The field of Artificial Intelligence has produced so many new concepts--or at least vivid and more structured versions of old concepts--that it would be surprising if none of them turned out to be of value to students of animal behavior. Which will be most valuable? I will resist the temptation to engage in either prophecy or salesmanship; instead of attempting to answer the question: "How might Artificial Intelligence inform the study of animal behavior?" I will concentrate on the obverse: "How might the study of animal behavior inform research in Artificial Intelligence?"

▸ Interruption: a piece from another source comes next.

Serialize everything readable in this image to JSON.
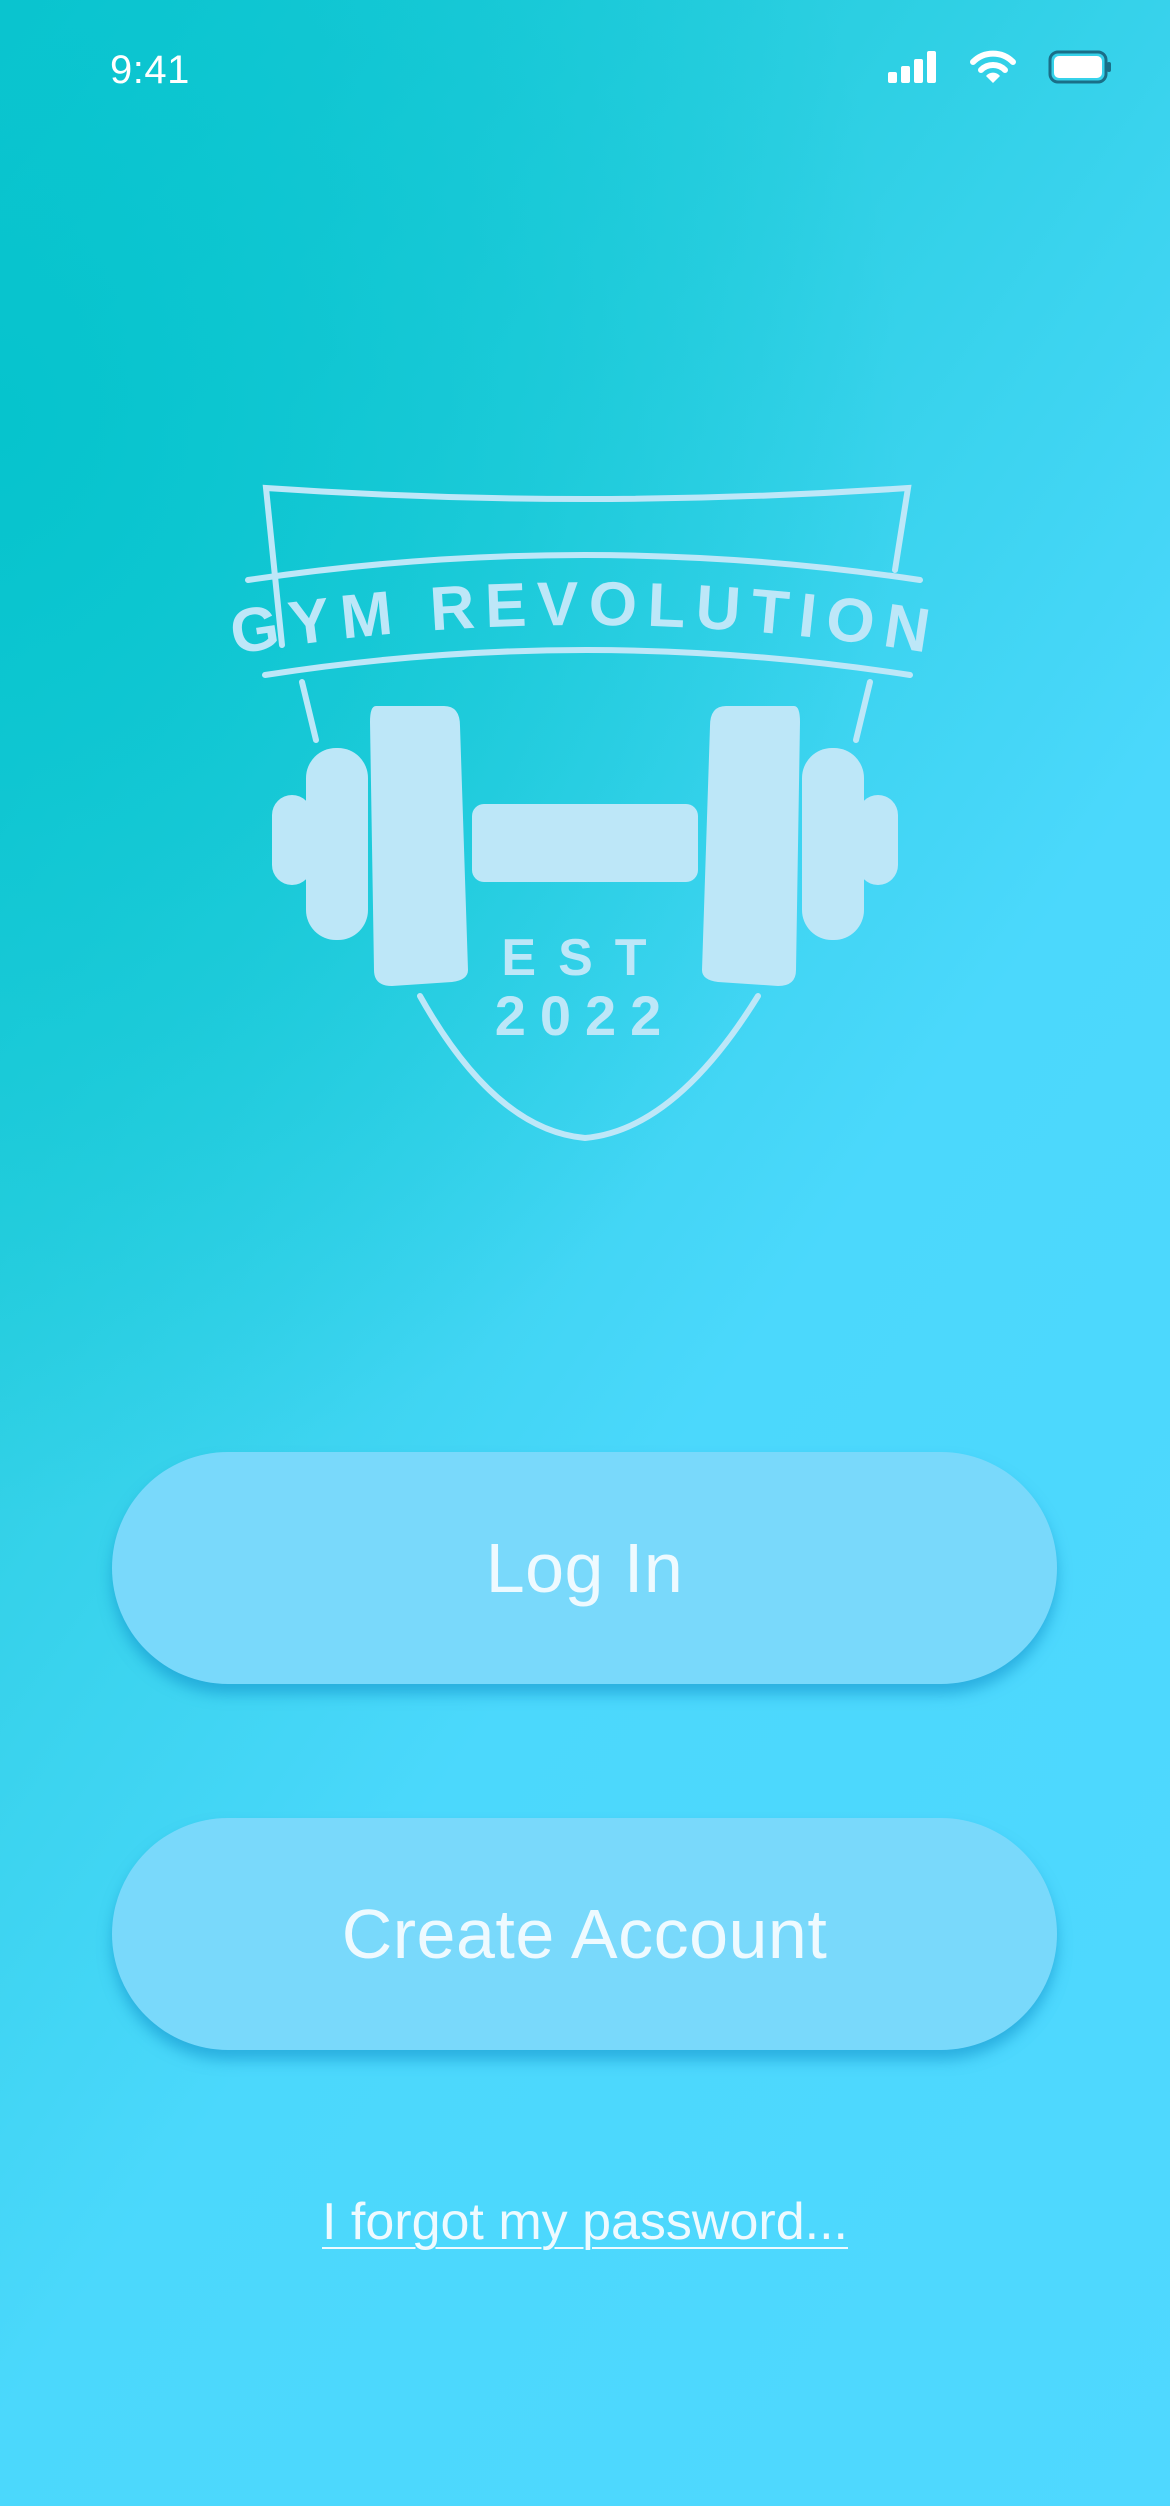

I take it we all agree that in the end we want to be able to describe and explain the design and operation of animal nervous systems at many different levels, from the neurochemical to the psychological and even the phenomenological (where appropriate!), and we want to understand how and why these designs have evolved, and how and why they are modulated in the individual organisms. AI research, like all other varieties of research on this huge topic, must make drastic oversimplifications in order to make even apparent progress. There are many strategies of simplification, of which these five, while ubiquitous in all areas of mind/brain research, are particularly popular in AI:
(1) Ignore both learning and development; attempt to model the "mature competence" first, postponing questions about how it could arise.

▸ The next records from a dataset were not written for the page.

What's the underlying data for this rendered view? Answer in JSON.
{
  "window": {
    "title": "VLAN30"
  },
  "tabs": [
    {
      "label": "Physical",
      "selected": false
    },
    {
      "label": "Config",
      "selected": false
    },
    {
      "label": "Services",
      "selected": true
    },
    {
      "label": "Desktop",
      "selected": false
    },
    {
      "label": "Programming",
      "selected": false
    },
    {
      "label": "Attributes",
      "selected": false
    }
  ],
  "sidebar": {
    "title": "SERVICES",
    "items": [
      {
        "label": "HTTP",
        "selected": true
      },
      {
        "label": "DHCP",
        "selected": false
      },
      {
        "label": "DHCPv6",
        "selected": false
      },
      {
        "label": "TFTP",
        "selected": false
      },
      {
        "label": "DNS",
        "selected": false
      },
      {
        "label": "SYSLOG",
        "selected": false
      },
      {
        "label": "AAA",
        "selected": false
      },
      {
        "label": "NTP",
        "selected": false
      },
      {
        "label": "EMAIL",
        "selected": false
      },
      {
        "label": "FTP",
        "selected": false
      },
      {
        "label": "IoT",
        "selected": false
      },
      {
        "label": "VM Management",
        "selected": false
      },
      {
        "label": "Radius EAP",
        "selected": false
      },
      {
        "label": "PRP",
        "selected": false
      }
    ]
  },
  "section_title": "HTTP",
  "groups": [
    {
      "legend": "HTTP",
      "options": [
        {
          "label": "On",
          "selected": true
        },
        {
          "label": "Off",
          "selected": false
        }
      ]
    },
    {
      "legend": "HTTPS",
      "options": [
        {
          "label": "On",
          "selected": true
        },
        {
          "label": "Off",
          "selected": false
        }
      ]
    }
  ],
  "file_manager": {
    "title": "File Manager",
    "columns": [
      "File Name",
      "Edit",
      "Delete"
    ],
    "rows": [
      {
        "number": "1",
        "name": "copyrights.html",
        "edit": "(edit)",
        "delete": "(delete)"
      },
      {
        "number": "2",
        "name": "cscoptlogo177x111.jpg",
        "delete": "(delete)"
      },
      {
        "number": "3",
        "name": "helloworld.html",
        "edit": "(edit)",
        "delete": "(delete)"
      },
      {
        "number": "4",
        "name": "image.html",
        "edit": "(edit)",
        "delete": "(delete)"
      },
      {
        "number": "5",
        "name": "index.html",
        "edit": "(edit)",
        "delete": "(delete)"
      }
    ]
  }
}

(2) Isolate a particular subcomponent or sub-sub-component, ignoring almost all problems about how it might be attached to the larger system.
(3) Limit the domain of operation of the modeled system or subsystem to a tiny corner of the real domain--try solve a "toy problem", hoping that subsequent scaling-up will be a straightforward extrapolation.
(4) Bridge various gaps in one's model with frankly unrealistic or even deliberately "miraculous" stopgaps-- "oracles", or what I have called "cognitive wheels" (Dennett, 1984). (In the neurosciences, one posits what I have called "wonder tissue" to bridge these gaps.)
(5) Avoid the complexities of real-time, real-world coordination by ignoring robotics and specializing in what I call "bed-ridden" systems: systems that address the sorts of problems that can be presented via a narrow "verbal" channel, and whose solutions can be similarly narrowly conveyed to the world. (Dennett, 1980)
(The whole paper is now available in Daniel Dennett, Brainchildren, Essays on Designing Minds, MIT Press and Penguin, 1998.)